- Task details: Write out every entry exactly as it stands.
BEGIN Exercise data
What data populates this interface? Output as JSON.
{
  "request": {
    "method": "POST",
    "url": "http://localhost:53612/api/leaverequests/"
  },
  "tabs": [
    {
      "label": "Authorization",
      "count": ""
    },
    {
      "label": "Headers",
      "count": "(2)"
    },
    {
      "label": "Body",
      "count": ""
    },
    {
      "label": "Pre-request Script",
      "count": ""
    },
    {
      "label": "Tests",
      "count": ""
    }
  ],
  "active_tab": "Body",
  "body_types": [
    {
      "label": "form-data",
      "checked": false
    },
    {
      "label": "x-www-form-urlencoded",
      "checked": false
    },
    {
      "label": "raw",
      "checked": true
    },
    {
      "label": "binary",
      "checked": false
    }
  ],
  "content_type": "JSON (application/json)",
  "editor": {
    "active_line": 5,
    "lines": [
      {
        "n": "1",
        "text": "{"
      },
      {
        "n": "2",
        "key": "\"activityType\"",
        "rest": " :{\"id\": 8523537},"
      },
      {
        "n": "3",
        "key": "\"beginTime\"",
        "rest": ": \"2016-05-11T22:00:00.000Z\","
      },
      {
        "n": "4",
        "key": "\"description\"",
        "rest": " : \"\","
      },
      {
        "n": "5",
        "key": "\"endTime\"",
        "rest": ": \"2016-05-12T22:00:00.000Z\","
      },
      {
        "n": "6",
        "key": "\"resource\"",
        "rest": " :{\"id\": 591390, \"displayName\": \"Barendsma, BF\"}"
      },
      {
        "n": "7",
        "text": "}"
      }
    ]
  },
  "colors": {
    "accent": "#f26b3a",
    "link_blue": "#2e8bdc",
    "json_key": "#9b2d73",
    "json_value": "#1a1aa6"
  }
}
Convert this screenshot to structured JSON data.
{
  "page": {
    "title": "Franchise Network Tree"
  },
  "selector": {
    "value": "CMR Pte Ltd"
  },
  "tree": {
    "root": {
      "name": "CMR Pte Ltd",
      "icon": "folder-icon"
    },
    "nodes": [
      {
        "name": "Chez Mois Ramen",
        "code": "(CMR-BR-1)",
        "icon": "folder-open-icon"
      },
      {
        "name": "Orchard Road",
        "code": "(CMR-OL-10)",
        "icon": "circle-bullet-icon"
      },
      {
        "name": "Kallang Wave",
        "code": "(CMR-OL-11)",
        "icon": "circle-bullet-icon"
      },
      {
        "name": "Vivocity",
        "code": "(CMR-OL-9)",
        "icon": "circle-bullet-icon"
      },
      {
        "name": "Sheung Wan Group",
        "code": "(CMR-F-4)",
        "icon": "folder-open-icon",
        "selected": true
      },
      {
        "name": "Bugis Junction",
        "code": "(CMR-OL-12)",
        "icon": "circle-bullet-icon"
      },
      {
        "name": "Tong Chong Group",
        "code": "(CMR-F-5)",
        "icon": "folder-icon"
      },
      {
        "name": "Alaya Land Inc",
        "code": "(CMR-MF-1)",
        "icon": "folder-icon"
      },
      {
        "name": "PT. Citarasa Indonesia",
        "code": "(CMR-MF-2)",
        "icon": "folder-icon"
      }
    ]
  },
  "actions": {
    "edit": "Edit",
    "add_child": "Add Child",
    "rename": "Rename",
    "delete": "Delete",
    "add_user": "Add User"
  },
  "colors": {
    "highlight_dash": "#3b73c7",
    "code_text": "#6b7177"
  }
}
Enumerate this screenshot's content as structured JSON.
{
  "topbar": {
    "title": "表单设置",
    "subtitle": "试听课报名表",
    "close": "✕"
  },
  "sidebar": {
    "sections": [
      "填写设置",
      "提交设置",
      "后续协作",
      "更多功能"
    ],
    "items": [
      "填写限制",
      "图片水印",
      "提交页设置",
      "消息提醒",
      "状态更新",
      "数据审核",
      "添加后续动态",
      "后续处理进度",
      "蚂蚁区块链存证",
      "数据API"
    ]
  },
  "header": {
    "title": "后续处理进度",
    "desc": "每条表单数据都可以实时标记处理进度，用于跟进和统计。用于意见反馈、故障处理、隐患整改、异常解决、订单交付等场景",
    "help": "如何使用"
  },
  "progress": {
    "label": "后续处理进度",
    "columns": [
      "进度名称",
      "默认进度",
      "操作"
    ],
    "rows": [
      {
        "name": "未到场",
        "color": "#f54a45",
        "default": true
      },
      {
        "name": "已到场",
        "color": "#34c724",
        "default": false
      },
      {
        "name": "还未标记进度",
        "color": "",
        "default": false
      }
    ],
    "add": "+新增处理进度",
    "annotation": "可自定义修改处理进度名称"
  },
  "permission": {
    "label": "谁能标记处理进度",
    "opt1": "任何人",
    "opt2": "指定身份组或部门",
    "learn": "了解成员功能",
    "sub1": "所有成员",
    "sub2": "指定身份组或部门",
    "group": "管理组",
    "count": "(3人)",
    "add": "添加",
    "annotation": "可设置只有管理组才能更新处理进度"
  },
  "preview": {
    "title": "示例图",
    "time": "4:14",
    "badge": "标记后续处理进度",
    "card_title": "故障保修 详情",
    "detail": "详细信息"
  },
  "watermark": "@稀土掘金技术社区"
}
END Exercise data
- Response:
What data populates this interface? Output as JSON.
{
  "request": {
    "method": "POST",
    "url": "http://localhost:53612/api/leaverequests/"
  },
  "tabs": [
    {
      "label": "Authorization",
      "count": ""
    },
    {
      "label": "Headers",
      "count": "(2)"
    },
    {
      "label": "Body",
      "count": ""
    },
    {
      "label": "Pre-request Script",
      "count": ""
    },
    {
      "label": "Tests",
      "count": ""
    }
  ],
  "active_tab": "Body",
  "body_types": [
    {
      "label": "form-data",
      "checked": false
    },
    {
      "label": "x-www-form-urlencoded",
      "checked": false
    },
    {
      "label": "raw",
      "checked": true
    },
    {
      "label": "binary",
      "checked": false
    }
  ],
  "content_type": "JSON (application/json)",
  "editor": {
    "active_line": 5,
    "lines": [
      {
        "n": "1",
        "text": "{"
      },
      {
        "n": "2",
        "key": "\"activityType\"",
        "rest": " :{\"id\": 8523537},"
      },
      {
        "n": "3",
        "key": "\"beginTime\"",
        "rest": ": \"2016-05-11T22:00:00.000Z\","
      },
      {
        "n": "4",
        "key": "\"description\"",
        "rest": " : \"\","
      },
      {
        "n": "5",
        "key": "\"endTime\"",
        "rest": ": \"2016-05-12T22:00:00.000Z\","
      },
      {
        "n": "6",
        "key": "\"resource\"",
        "rest": " :{\"id\": 591390, \"displayName\": \"Barendsma, BF\"}"
      },
      {
        "n": "7",
        "text": "}"
      }
    ]
  },
  "colors": {
    "accent": "#f26b3a",
    "link_blue": "#2e8bdc",
    "json_key": "#9b2d73",
    "json_value": "#1a1aa6"
  }
}
Convert this screenshot to structured JSON data.
{
  "page": {
    "title": "Franchise Network Tree"
  },
  "selector": {
    "value": "CMR Pte Ltd"
  },
  "tree": {
    "root": {
      "name": "CMR Pte Ltd",
      "icon": "folder-icon"
    },
    "nodes": [
      {
        "name": "Chez Mois Ramen",
        "code": "(CMR-BR-1)",
        "icon": "folder-open-icon"
      },
      {
        "name": "Orchard Road",
        "code": "(CMR-OL-10)",
        "icon": "circle-bullet-icon"
      },
      {
        "name": "Kallang Wave",
        "code": "(CMR-OL-11)",
        "icon": "circle-bullet-icon"
      },
      {
        "name": "Vivocity",
        "code": "(CMR-OL-9)",
        "icon": "circle-bullet-icon"
      },
      {
        "name": "Sheung Wan Group",
        "code": "(CMR-F-4)",
        "icon": "folder-open-icon",
        "selected": true
      },
      {
        "name": "Bugis Junction",
        "code": "(CMR-OL-12)",
        "icon": "circle-bullet-icon"
      },
      {
        "name": "Tong Chong Group",
        "code": "(CMR-F-5)",
        "icon": "folder-icon"
      },
      {
        "name": "Alaya Land Inc",
        "code": "(CMR-MF-1)",
        "icon": "folder-icon"
      },
      {
        "name": "PT. Citarasa Indonesia",
        "code": "(CMR-MF-2)",
        "icon": "folder-icon"
      }
    ]
  },
  "actions": {
    "edit": "Edit",
    "add_child": "Add Child",
    "rename": "Rename",
    "delete": "Delete",
    "add_user": "Add User"
  },
  "colors": {
    "highlight_dash": "#3b73c7",
    "code_text": "#6b7177"
  }
}
Enumerate this screenshot's content as structured JSON.
{
  "topbar": {
    "title": "表单设置",
    "subtitle": "试听课报名表",
    "close": "✕"
  },
  "sidebar": {
    "sections": [
      "填写设置",
      "提交设置",
      "后续协作",
      "更多功能"
    ],
    "items": [
      "填写限制",
      "图片水印",
      "提交页设置",
      "消息提醒",
      "状态更新",
      "数据审核",
      "添加后续动态",
      "后续处理进度",
      "蚂蚁区块链存证",
      "数据API"
    ]
  },
  "header": {
    "title": "后续处理进度",
    "desc": "每条表单数据都可以实时标记处理进度，用于跟进和统计。用于意见反馈、故障处理、隐患整改、异常解决、订单交付等场景",
    "help": "如何使用"
  },
  "progress": {
    "label": "后续处理进度",
    "columns": [
      "进度名称",
      "默认进度",
      "操作"
    ],
    "rows": [
      {
        "name": "未到场",
        "color": "#f54a45",
        "default": true
      },
      {
        "name": "已到场",
        "color": "#34c724",
        "default": false
      },
      {
        "name": "还未标记进度",
        "color": "",
        "default": false
      }
    ],
    "add": "+新增处理进度",
    "annotation": "可自定义修改处理进度名称"
  },
  "permission": {
    "label": "谁能标记处理进度",
    "opt1": "任何人",
    "opt2": "指定身份组或部门",
    "learn": "了解成员功能",
    "sub1": "所有成员",
    "sub2": "指定身份组或部门",
    "group": "管理组",
    "count": "(3人)",
    "add": "添加",
    "annotation": "可设置只有管理组才能更新处理进度"
  },
  "preview": {
    "title": "示例图",
    "time": "4:14",
    "badge": "标记后续处理进度",
    "card_title": "故障保修 详情",
    "detail": "详细信息"
  },
  "watermark": "@稀土掘金技术社区"
}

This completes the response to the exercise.